The last day of a 15-month-long race for mayor of New York was not boring — even the outcome of the contest was not in doubt. Eric Adams, the Democratic nominee, made his final public appearance on a radio show — in this case, one hosted by Trump lawyer Alan Dershowitz and Trump donor John Catsimatidis. He faced further questions about his residency and parking habits. And even before he was declared the winner it was announced that he would be heading to an Election Night party after his official Election Night party at Zero Bond, the exclusive downtown social club that his late-night visits to during the campaign provided fodder for his Republican opponent, Curtis Sliwa, to argue that he was not serious about the job.
In fact, Adams was not serious about Curtis Sliwa, and he didn’t need to be: Keeping a limited public schedule since securing the Democratic nomination, Adams still romped, leading by nearly 40 points with half the precincts counted.
Adams will come into office leading a city facing a daunting set of problems: a pandemic that has left 34,000 dead and an unemployment rate still higher than the national average, an ongoing crisis in housing and homelessness, a school system that has lost 50,000 students since a year ago, and a stubbornly high crime rate. But he will also come into office as an immensely powerful mayor, one with a broad base of support in the city’s labor unions and working-class communities of color, and dealing with a business and real-estate community who see him as an ally.
And he will serve at least the first year of his first term with a governor new to the job and looking to make inroads with the very same voters who vaulted Adams into City Hall. As evidence of the shifting dynamic, one in which governors have frequently lorded over New York City mayors their constitutional authority, Governor Kathy Hochul was a surprise and unannounced guest at Adams’s victory party at the Marriott in Downtown Brooklyn, sidling up next to the next mayor just as he was delivering his victory speech.
“We will fight for you, not fight each other anymore,” Hochul said. “I am excited to have a tremendous partner.”
For his part, Adams promised a sweeping agenda. He pledged to keep the streets safe while kicking rogue police out of the department, refocusing the city’s efforts on improving the lives of its poorest residents while not asking more of big business and the rich, improving schools while keeping the basic outlines of the city’s educational system intact.

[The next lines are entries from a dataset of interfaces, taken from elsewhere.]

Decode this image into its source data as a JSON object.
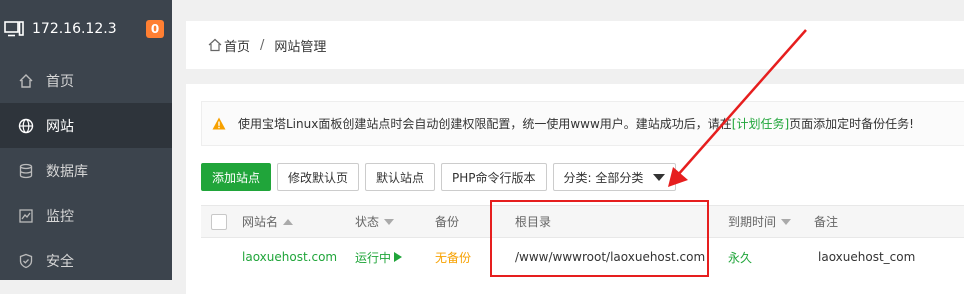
{
  "sidebar": {
    "ip": "172.16.12.3",
    "badge": "0",
    "items": [
      {
        "label": "首页",
        "icon": "home-icon"
      },
      {
        "label": "网站",
        "icon": "globe-icon"
      },
      {
        "label": "数据库",
        "icon": "database-icon"
      },
      {
        "label": "监控",
        "icon": "monitor-icon"
      },
      {
        "label": "安全",
        "icon": "shield-icon"
      }
    ]
  },
  "breadcrumb": {
    "home": "首页",
    "separator": "/",
    "current": "网站管理"
  },
  "notice": {
    "text_before": "使用宝塔Linux面板创建站点时会自动创建权限配置，统一使用www用户。建站成功后，请在",
    "link": "[计划任务]",
    "text_after": "页面添加定时备份任务!"
  },
  "toolbar": {
    "add_site": "添加站点",
    "edit_default_page": "修改默认页",
    "default_site": "默认站点",
    "php_version": "PHP命令行版本",
    "category": "分类: 全部分类"
  },
  "table": {
    "columns": [
      "网站名",
      "状态",
      "备份",
      "根目录",
      "到期时间",
      "备注"
    ],
    "rows": [
      {
        "name": "laoxuehost.com",
        "status": "运行中",
        "backup": "无备份",
        "root": "/www/wwwroot/laoxuehost.com",
        "expiry": "永久",
        "remark": "laoxuehost_com"
      }
    ]
  },
  "colors": {
    "accent": "#20a53a",
    "annotation": "#e61e1e",
    "sidebar": "#3c444d",
    "warning": "#f7a100"
  }
}
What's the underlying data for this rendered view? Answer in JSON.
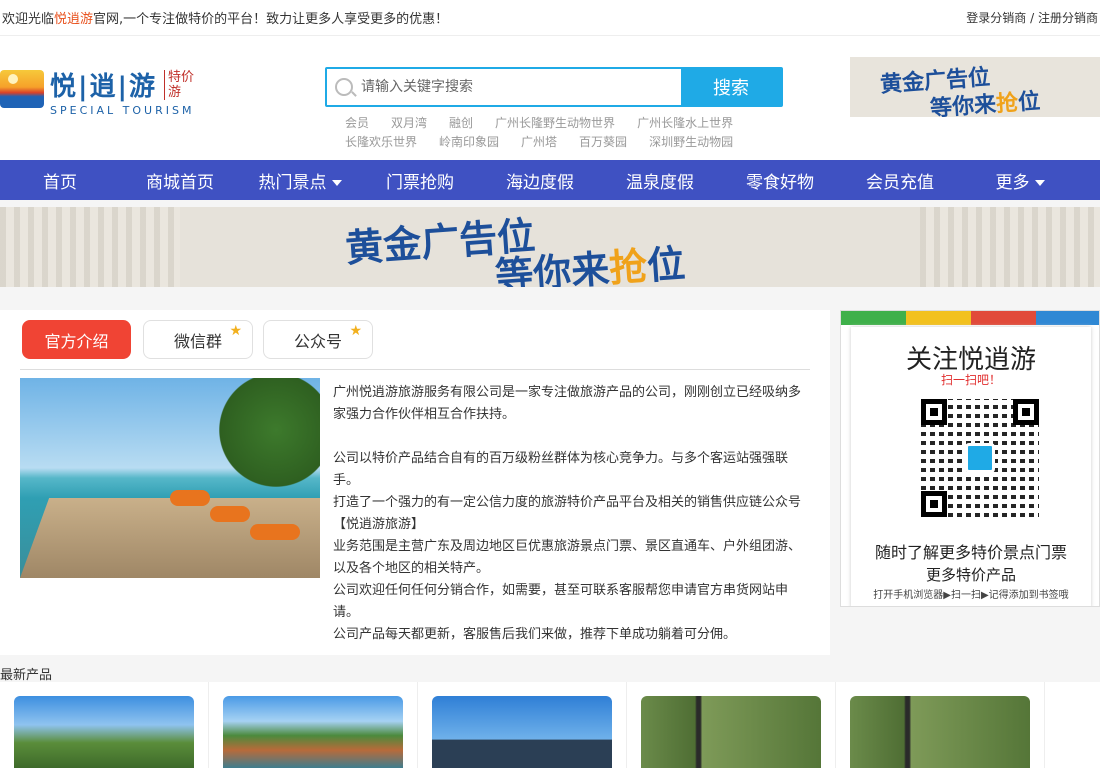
{
  "topbar": {
    "welcome_prefix": "欢迎光临",
    "welcome_brand": "悦逍游",
    "welcome_suffix": "官网,一个专注做特价的平台！致力让更多人享受更多的优惠！",
    "login_distributor": "登录分销商",
    "separator": "/",
    "register_distributor": "注册分销商"
  },
  "logo": {
    "name_cn": "悦|逍|游",
    "tag": "特价游",
    "name_en": "SPECIAL TOURISM"
  },
  "search": {
    "placeholder": "请输入关键字搜索",
    "button_label": "搜索",
    "hot_keywords": [
      "会员",
      "双月湾",
      "融创",
      "广州长隆野生动物世界",
      "广州长隆水上世界",
      "长隆欢乐世界",
      "岭南印象园",
      "广州塔",
      "百万葵园",
      "深圳野生动物园"
    ]
  },
  "ad": {
    "line1": "黄金广告位",
    "line2_a": "等你来",
    "line2_b": "抢",
    "line2_c": "位"
  },
  "nav": {
    "items": [
      {
        "label": "首页",
        "dropdown": false
      },
      {
        "label": "商城首页",
        "dropdown": false
      },
      {
        "label": "热门景点",
        "dropdown": true
      },
      {
        "label": "门票抢购",
        "dropdown": false
      },
      {
        "label": "海边度假",
        "dropdown": false
      },
      {
        "label": "温泉度假",
        "dropdown": false
      },
      {
        "label": "零食好物",
        "dropdown": false
      },
      {
        "label": "会员充值",
        "dropdown": false
      },
      {
        "label": "更多",
        "dropdown": true
      }
    ]
  },
  "about": {
    "tabs": [
      {
        "label": "官方介绍",
        "active": true,
        "star": false
      },
      {
        "label": "微信群",
        "active": false,
        "star": true
      },
      {
        "label": "公众号",
        "active": false,
        "star": true
      }
    ],
    "paragraphs": [
      "广州悦逍游旅游服务有限公司是一家专注做旅游产品的公司，刚刚创立已经吸纳多家强力合作伙伴相互合作扶持。",
      "",
      "公司以特价产品结合自有的百万级粉丝群体为核心竞争力。与多个客运站强强联手。",
      "打造了一个强力的有一定公信力度的旅游特价产品平台及相关的销售供应链公众号【悦逍游旅游】",
      "业务范围是主营广东及周边地区巨优惠旅游景点门票、景区直通车、户外组团游、以及各个地区的相关特产。",
      "公司欢迎任何任何分销合作，如需要，甚至可联系客服帮您申请官方串货网站申请。",
      "公司产品每天都更新，客服售后我们来做，推荐下单成功躺着可分佣。"
    ]
  },
  "qr_panel": {
    "title": "关注悦逍游",
    "scan": "扫一扫吧！",
    "line1": "随时了解更多特价景点门票",
    "line2": "更多特价产品",
    "line3": "打开手机浏览器▶扫一扫▶记得添加到书签哦"
  },
  "latest": {
    "title": "最新产品"
  },
  "colors": {
    "accent": "#1faae6",
    "nav": "#3f51c2",
    "active_tab": "#f04434",
    "brand_orange": "#e8501c"
  }
}
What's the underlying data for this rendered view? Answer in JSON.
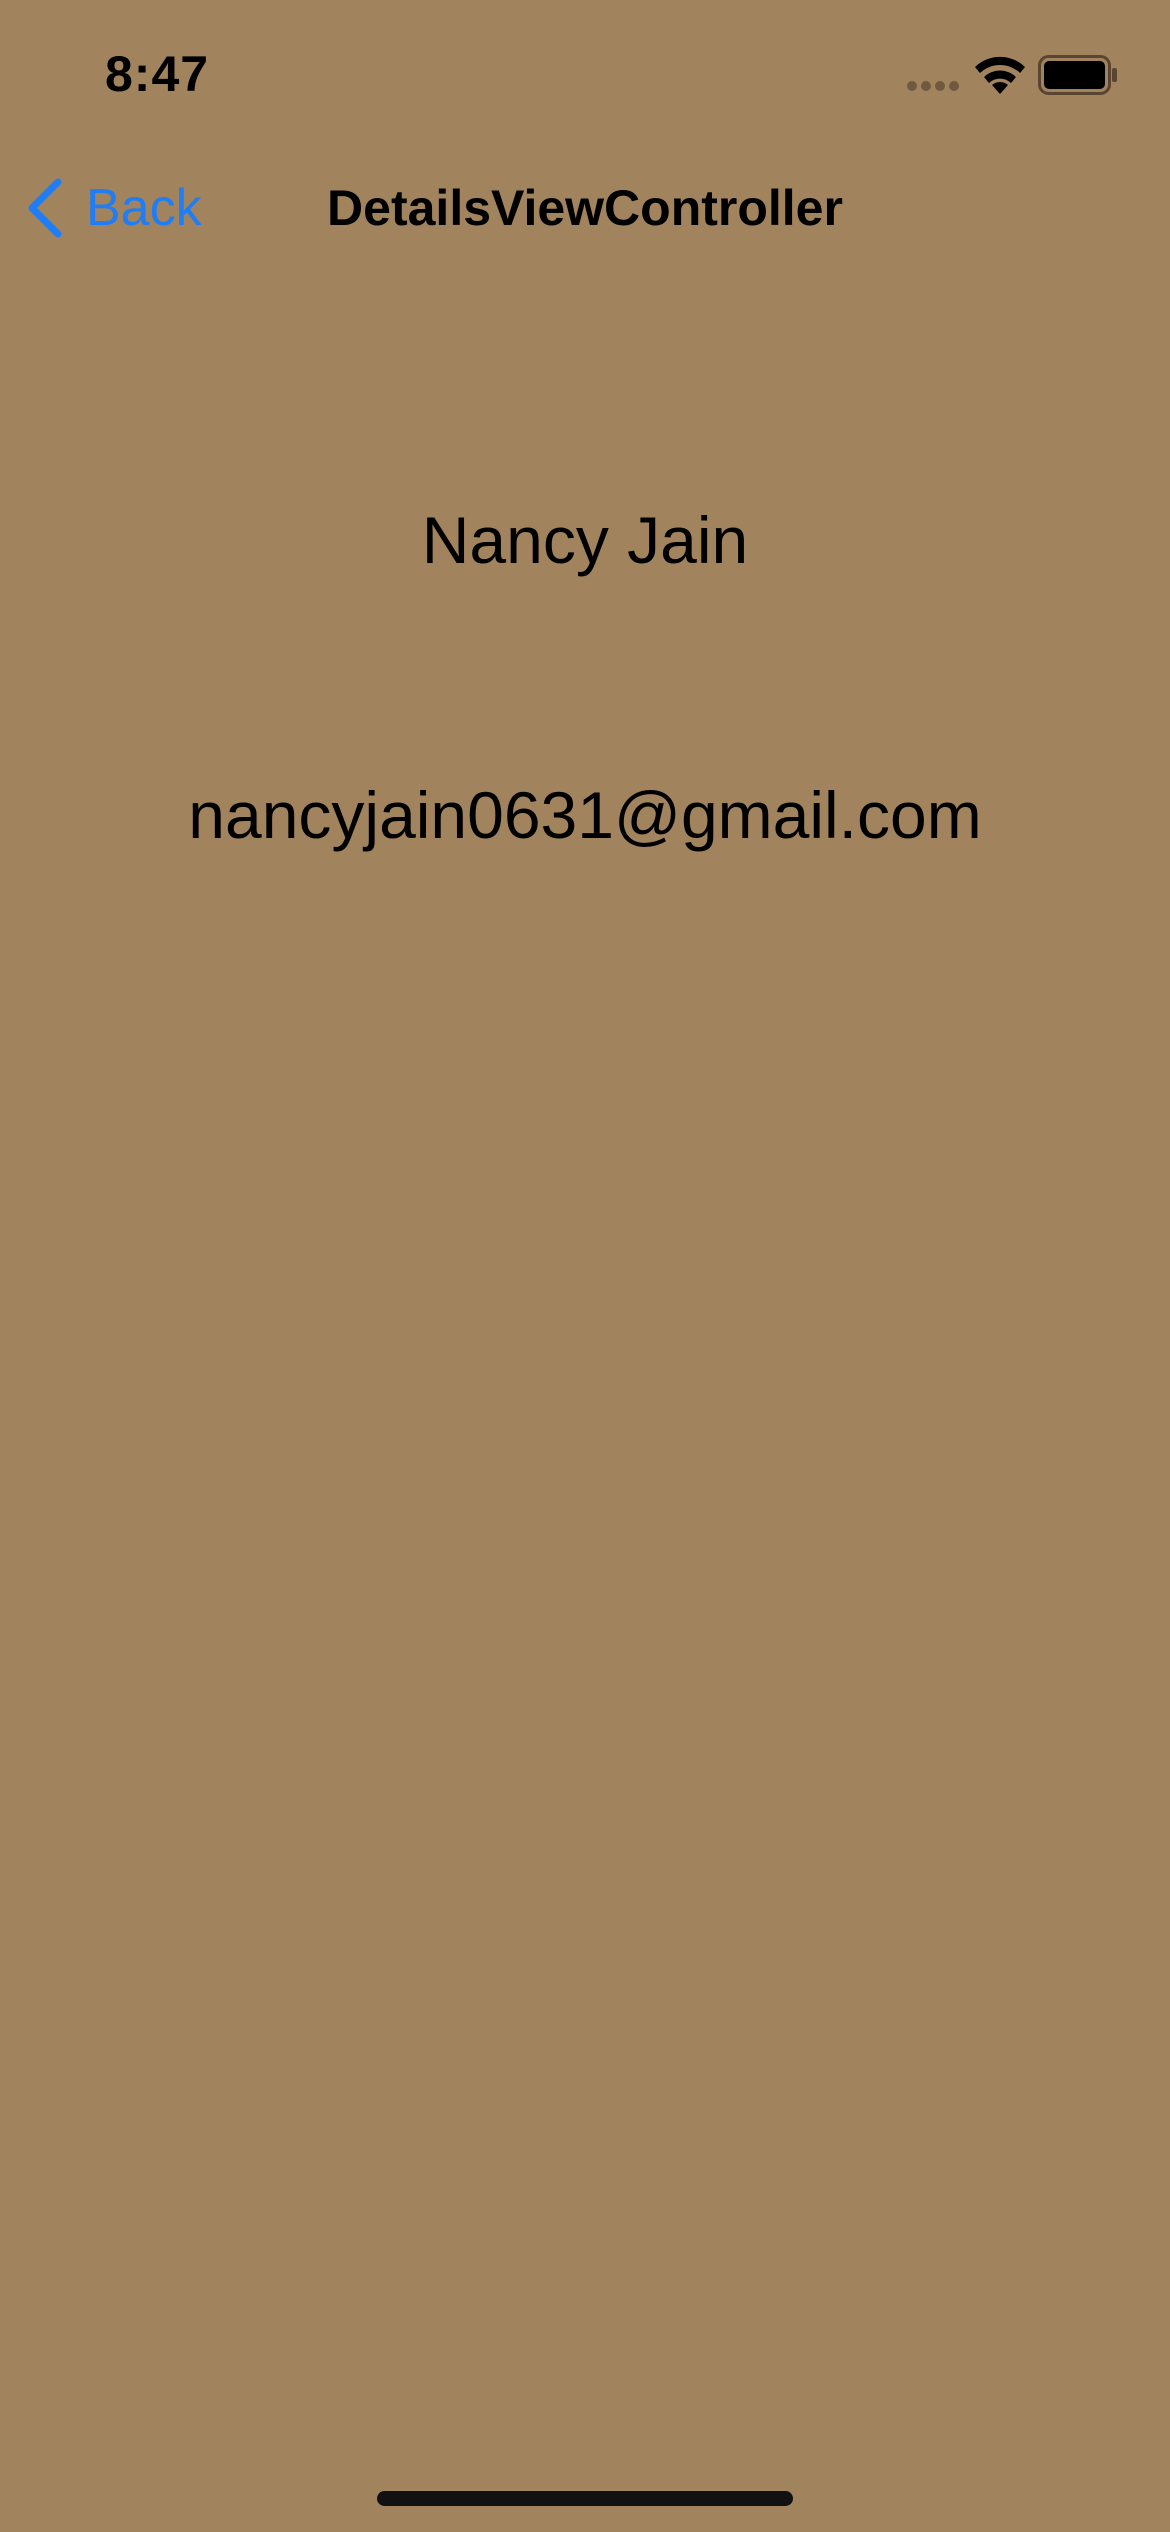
{
  "status_bar": {
    "time": "8:47",
    "icons": [
      "signal-dots-icon",
      "wifi-icon",
      "battery-icon"
    ]
  },
  "nav_bar": {
    "back_label": "Back",
    "title": "DetailsViewController",
    "accent_color": "#1f7df6"
  },
  "details": {
    "name": "Nancy Jain",
    "email": "nancyjain0631@gmail.com"
  },
  "colors": {
    "background": "#a1835e",
    "text": "#000000"
  }
}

And he all but promised to be a mayor that will keep the attention of New Yorkers. There were no TV screens and no announcement at his Election Night party that Adams had actually won, and he surprised those in attendance by making his way through the crowd from a back entrance. When Adams eventually appeared onstage, he first words were about how his staff had tried to tell him where to stand, but he ignored them. “I’m the mayor now,” he said. And after ticking through his thank-you’s to his campaign team, and laying out his biography and what he hoped to accomplish as mayor, Adams introduced his five siblings onstage. “It’s hard to be the sibling of Eric Adams,” he said in conclusion, and with that, a new political era in New York had begun.